(Supplied records)
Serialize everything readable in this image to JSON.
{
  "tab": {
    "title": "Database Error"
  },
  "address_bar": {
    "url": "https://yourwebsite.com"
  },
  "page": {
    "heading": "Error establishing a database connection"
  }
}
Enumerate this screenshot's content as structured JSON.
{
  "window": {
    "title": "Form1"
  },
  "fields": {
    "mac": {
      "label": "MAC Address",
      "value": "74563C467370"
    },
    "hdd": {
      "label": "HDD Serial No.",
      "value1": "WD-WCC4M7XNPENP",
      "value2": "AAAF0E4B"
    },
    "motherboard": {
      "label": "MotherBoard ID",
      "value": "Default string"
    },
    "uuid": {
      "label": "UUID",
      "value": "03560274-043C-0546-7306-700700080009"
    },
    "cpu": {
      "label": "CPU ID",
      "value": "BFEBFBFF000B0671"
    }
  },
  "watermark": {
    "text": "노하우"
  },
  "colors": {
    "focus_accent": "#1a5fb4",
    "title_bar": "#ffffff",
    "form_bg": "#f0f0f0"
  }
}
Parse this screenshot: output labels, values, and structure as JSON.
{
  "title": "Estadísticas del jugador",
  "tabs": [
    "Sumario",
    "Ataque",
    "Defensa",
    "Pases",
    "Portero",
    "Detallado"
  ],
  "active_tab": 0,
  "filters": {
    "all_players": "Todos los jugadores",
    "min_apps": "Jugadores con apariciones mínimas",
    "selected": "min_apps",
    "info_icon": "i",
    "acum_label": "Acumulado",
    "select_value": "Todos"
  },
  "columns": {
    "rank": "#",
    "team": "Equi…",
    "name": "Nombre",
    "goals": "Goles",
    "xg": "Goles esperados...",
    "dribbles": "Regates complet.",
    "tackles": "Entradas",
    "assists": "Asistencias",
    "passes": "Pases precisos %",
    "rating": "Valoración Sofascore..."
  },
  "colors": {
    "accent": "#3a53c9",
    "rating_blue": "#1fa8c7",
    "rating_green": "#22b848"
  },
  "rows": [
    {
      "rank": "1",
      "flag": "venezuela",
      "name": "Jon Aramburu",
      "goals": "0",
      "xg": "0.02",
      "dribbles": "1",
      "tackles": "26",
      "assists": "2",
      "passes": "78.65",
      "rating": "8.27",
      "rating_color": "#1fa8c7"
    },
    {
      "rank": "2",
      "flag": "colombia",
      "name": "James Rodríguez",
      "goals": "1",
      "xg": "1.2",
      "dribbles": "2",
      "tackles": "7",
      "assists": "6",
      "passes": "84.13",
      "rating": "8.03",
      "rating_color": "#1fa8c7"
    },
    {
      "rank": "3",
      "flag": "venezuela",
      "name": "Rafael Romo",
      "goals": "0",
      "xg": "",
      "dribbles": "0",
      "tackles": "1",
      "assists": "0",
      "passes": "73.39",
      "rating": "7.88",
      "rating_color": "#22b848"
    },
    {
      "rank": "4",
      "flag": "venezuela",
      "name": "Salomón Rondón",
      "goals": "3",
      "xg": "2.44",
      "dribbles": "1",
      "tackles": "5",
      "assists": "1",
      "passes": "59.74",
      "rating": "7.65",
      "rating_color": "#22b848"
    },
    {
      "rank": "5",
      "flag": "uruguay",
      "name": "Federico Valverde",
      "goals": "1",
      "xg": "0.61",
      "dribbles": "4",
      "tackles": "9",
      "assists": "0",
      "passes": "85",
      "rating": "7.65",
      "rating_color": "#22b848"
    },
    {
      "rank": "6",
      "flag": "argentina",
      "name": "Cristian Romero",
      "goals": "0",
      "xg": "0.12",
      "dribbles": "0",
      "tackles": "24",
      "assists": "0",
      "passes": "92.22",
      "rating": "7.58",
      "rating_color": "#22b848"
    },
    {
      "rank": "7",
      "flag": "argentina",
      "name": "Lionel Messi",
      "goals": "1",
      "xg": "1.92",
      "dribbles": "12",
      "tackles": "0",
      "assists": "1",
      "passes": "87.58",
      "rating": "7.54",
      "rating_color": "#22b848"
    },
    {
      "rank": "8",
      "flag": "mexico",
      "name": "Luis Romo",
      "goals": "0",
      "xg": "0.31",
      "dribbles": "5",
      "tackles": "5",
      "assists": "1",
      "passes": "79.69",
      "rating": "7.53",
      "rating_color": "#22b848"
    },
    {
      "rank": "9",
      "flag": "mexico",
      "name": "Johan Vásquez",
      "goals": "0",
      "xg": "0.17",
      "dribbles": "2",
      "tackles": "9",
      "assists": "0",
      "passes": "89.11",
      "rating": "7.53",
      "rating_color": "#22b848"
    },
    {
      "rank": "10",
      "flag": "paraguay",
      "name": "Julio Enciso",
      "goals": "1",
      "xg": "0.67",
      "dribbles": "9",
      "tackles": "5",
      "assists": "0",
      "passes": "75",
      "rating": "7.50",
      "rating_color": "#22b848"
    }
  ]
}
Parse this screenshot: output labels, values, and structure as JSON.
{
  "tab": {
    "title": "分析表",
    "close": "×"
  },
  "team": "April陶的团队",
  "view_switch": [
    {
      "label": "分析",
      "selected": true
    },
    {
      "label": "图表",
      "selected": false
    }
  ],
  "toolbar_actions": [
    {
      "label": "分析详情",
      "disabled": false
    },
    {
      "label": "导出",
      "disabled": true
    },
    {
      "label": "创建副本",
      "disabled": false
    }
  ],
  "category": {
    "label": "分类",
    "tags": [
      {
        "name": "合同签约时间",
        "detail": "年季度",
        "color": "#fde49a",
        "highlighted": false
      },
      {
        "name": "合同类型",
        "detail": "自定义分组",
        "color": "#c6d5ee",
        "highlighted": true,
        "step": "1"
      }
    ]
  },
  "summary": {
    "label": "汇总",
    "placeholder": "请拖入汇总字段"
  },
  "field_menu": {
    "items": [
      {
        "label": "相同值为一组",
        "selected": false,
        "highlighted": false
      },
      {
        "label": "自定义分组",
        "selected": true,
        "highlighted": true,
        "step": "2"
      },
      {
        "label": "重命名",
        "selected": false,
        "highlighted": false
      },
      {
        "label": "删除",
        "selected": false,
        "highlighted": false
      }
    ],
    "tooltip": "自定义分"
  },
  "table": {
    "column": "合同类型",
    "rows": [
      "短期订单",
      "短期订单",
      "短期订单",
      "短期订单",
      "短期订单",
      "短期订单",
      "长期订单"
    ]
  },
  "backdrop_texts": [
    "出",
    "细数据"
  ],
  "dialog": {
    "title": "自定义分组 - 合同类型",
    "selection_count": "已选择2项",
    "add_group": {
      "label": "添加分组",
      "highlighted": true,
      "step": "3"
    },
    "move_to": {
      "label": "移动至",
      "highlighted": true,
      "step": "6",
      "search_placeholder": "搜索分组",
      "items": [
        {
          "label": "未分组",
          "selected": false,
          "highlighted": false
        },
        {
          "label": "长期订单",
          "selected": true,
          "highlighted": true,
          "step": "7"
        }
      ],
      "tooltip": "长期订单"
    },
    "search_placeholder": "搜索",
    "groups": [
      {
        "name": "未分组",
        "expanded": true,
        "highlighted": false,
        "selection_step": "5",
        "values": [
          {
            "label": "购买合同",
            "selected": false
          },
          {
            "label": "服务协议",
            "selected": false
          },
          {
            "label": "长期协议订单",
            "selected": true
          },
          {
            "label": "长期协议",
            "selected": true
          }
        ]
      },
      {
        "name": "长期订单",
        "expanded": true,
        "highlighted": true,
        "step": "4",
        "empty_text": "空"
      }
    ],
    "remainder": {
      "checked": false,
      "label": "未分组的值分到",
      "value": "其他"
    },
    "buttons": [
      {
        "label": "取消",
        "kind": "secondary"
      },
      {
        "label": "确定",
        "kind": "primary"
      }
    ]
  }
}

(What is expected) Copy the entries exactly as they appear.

(Reply to the exercise)
Serialize everything readable in this image to JSON.
{
  "tab": {
    "title": "Database Error"
  },
  "address_bar": {
    "url": "https://yourwebsite.com"
  },
  "page": {
    "heading": "Error establishing a database connection"
  }
}
Enumerate this screenshot's content as structured JSON.
{
  "window": {
    "title": "Form1"
  },
  "fields": {
    "mac": {
      "label": "MAC Address",
      "value": "74563C467370"
    },
    "hdd": {
      "label": "HDD Serial No.",
      "value1": "WD-WCC4M7XNPENP",
      "value2": "AAAF0E4B"
    },
    "motherboard": {
      "label": "MotherBoard ID",
      "value": "Default string"
    },
    "uuid": {
      "label": "UUID",
      "value": "03560274-043C-0546-7306-700700080009"
    },
    "cpu": {
      "label": "CPU ID",
      "value": "BFEBFBFF000B0671"
    }
  },
  "watermark": {
    "text": "노하우"
  },
  "colors": {
    "focus_accent": "#1a5fb4",
    "title_bar": "#ffffff",
    "form_bg": "#f0f0f0"
  }
}
Parse this screenshot: output labels, values, and structure as JSON.
{
  "title": "Estadísticas del jugador",
  "tabs": [
    "Sumario",
    "Ataque",
    "Defensa",
    "Pases",
    "Portero",
    "Detallado"
  ],
  "active_tab": 0,
  "filters": {
    "all_players": "Todos los jugadores",
    "min_apps": "Jugadores con apariciones mínimas",
    "selected": "min_apps",
    "info_icon": "i",
    "acum_label": "Acumulado",
    "select_value": "Todos"
  },
  "columns": {
    "rank": "#",
    "team": "Equi…",
    "name": "Nombre",
    "goals": "Goles",
    "xg": "Goles esperados...",
    "dribbles": "Regates complet.",
    "tackles": "Entradas",
    "assists": "Asistencias",
    "passes": "Pases precisos %",
    "rating": "Valoración Sofascore..."
  },
  "colors": {
    "accent": "#3a53c9",
    "rating_blue": "#1fa8c7",
    "rating_green": "#22b848"
  },
  "rows": [
    {
      "rank": "1",
      "flag": "venezuela",
      "name": "Jon Aramburu",
      "goals": "0",
      "xg": "0.02",
      "dribbles": "1",
      "tackles": "26",
      "assists": "2",
      "passes": "78.65",
      "rating": "8.27",
      "rating_color": "#1fa8c7"
    },
    {
      "rank": "2",
      "flag": "colombia",
      "name": "James Rodríguez",
      "goals": "1",
      "xg": "1.2",
      "dribbles": "2",
      "tackles": "7",
      "assists": "6",
      "passes": "84.13",
      "rating": "8.03",
      "rating_color": "#1fa8c7"
    },
    {
      "rank": "3",
      "flag": "venezuela",
      "name": "Rafael Romo",
      "goals": "0",
      "xg": "",
      "dribbles": "0",
      "tackles": "1",
      "assists": "0",
      "passes": "73.39",
      "rating": "7.88",
      "rating_color": "#22b848"
    },
    {
      "rank": "4",
      "flag": "venezuela",
      "name": "Salomón Rondón",
      "goals": "3",
      "xg": "2.44",
      "dribbles": "1",
      "tackles": "5",
      "assists": "1",
      "passes": "59.74",
      "rating": "7.65",
      "rating_color": "#22b848"
    },
    {
      "rank": "5",
      "flag": "uruguay",
      "name": "Federico Valverde",
      "goals": "1",
      "xg": "0.61",
      "dribbles": "4",
      "tackles": "9",
      "assists": "0",
      "passes": "85",
      "rating": "7.65",
      "rating_color": "#22b848"
    },
    {
      "rank": "6",
      "flag": "argentina",
      "name": "Cristian Romero",
      "goals": "0",
      "xg": "0.12",
      "dribbles": "0",
      "tackles": "24",
      "assists": "0",
      "passes": "92.22",
      "rating": "7.58",
      "rating_color": "#22b848"
    },
    {
      "rank": "7",
      "flag": "argentina",
      "name": "Lionel Messi",
      "goals": "1",
      "xg": "1.92",
      "dribbles": "12",
      "tackles": "0",
      "assists": "1",
      "passes": "87.58",
      "rating": "7.54",
      "rating_color": "#22b848"
    },
    {
      "rank": "8",
      "flag": "mexico",
      "name": "Luis Romo",
      "goals": "0",
      "xg": "0.31",
      "dribbles": "5",
      "tackles": "5",
      "assists": "1",
      "passes": "79.69",
      "rating": "7.53",
      "rating_color": "#22b848"
    },
    {
      "rank": "9",
      "flag": "mexico",
      "name": "Johan Vásquez",
      "goals": "0",
      "xg": "0.17",
      "dribbles": "2",
      "tackles": "9",
      "assists": "0",
      "passes": "89.11",
      "rating": "7.53",
      "rating_color": "#22b848"
    },
    {
      "rank": "10",
      "flag": "paraguay",
      "name": "Julio Enciso",
      "goals": "1",
      "xg": "0.67",
      "dribbles": "9",
      "tackles": "5",
      "assists": "0",
      "passes": "75",
      "rating": "7.50",
      "rating_color": "#22b848"
    }
  ]
}
Parse this screenshot: output labels, values, and structure as JSON.
{
  "tab": {
    "title": "分析表",
    "close": "×"
  },
  "team": "April陶的团队",
  "view_switch": [
    {
      "label": "分析",
      "selected": true
    },
    {
      "label": "图表",
      "selected": false
    }
  ],
  "toolbar_actions": [
    {
      "label": "分析详情",
      "disabled": false
    },
    {
      "label": "导出",
      "disabled": true
    },
    {
      "label": "创建副本",
      "disabled": false
    }
  ],
  "category": {
    "label": "分类",
    "tags": [
      {
        "name": "合同签约时间",
        "detail": "年季度",
        "color": "#fde49a",
        "highlighted": false
      },
      {
        "name": "合同类型",
        "detail": "自定义分组",
        "color": "#c6d5ee",
        "highlighted": true,
        "step": "1"
      }
    ]
  },
  "summary": {
    "label": "汇总",
    "placeholder": "请拖入汇总字段"
  },
  "field_menu": {
    "items": [
      {
        "label": "相同值为一组",
        "selected": false,
        "highlighted": false
      },
      {
        "label": "自定义分组",
        "selected": true,
        "highlighted": true,
        "step": "2"
      },
      {
        "label": "重命名",
        "selected": false,
        "highlighted": false
      },
      {
        "label": "删除",
        "selected": false,
        "highlighted": false
      }
    ],
    "tooltip": "自定义分"
  },
  "table": {
    "column": "合同类型",
    "rows": [
      "短期订单",
      "短期订单",
      "短期订单",
      "短期订单",
      "短期订单",
      "短期订单",
      "长期订单"
    ]
  },
  "backdrop_texts": [
    "出",
    "细数据"
  ],
  "dialog": {
    "title": "自定义分组 - 合同类型",
    "selection_count": "已选择2项",
    "add_group": {
      "label": "添加分组",
      "highlighted": true,
      "step": "3"
    },
    "move_to": {
      "label": "移动至",
      "highlighted": true,
      "step": "6",
      "search_placeholder": "搜索分组",
      "items": [
        {
          "label": "未分组",
          "selected": false,
          "highlighted": false
        },
        {
          "label": "长期订单",
          "selected": true,
          "highlighted": true,
          "step": "7"
        }
      ],
      "tooltip": "长期订单"
    },
    "search_placeholder": "搜索",
    "groups": [
      {
        "name": "未分组",
        "expanded": true,
        "highlighted": false,
        "selection_step": "5",
        "values": [
          {
            "label": "购买合同",
            "selected": false
          },
          {
            "label": "服务协议",
            "selected": false
          },
          {
            "label": "长期协议订单",
            "selected": true
          },
          {
            "label": "长期协议",
            "selected": true
          }
        ]
      },
      {
        "name": "长期订单",
        "expanded": true,
        "highlighted": true,
        "step": "4",
        "empty_text": "空"
      }
    ],
    "remainder": {
      "checked": false,
      "label": "未分组的值分到",
      "value": "其他"
    },
    "buttons": [
      {
        "label": "取消",
        "kind": "secondary"
      },
      {
        "label": "确定",
        "kind": "primary"
      }
    ]
  }
}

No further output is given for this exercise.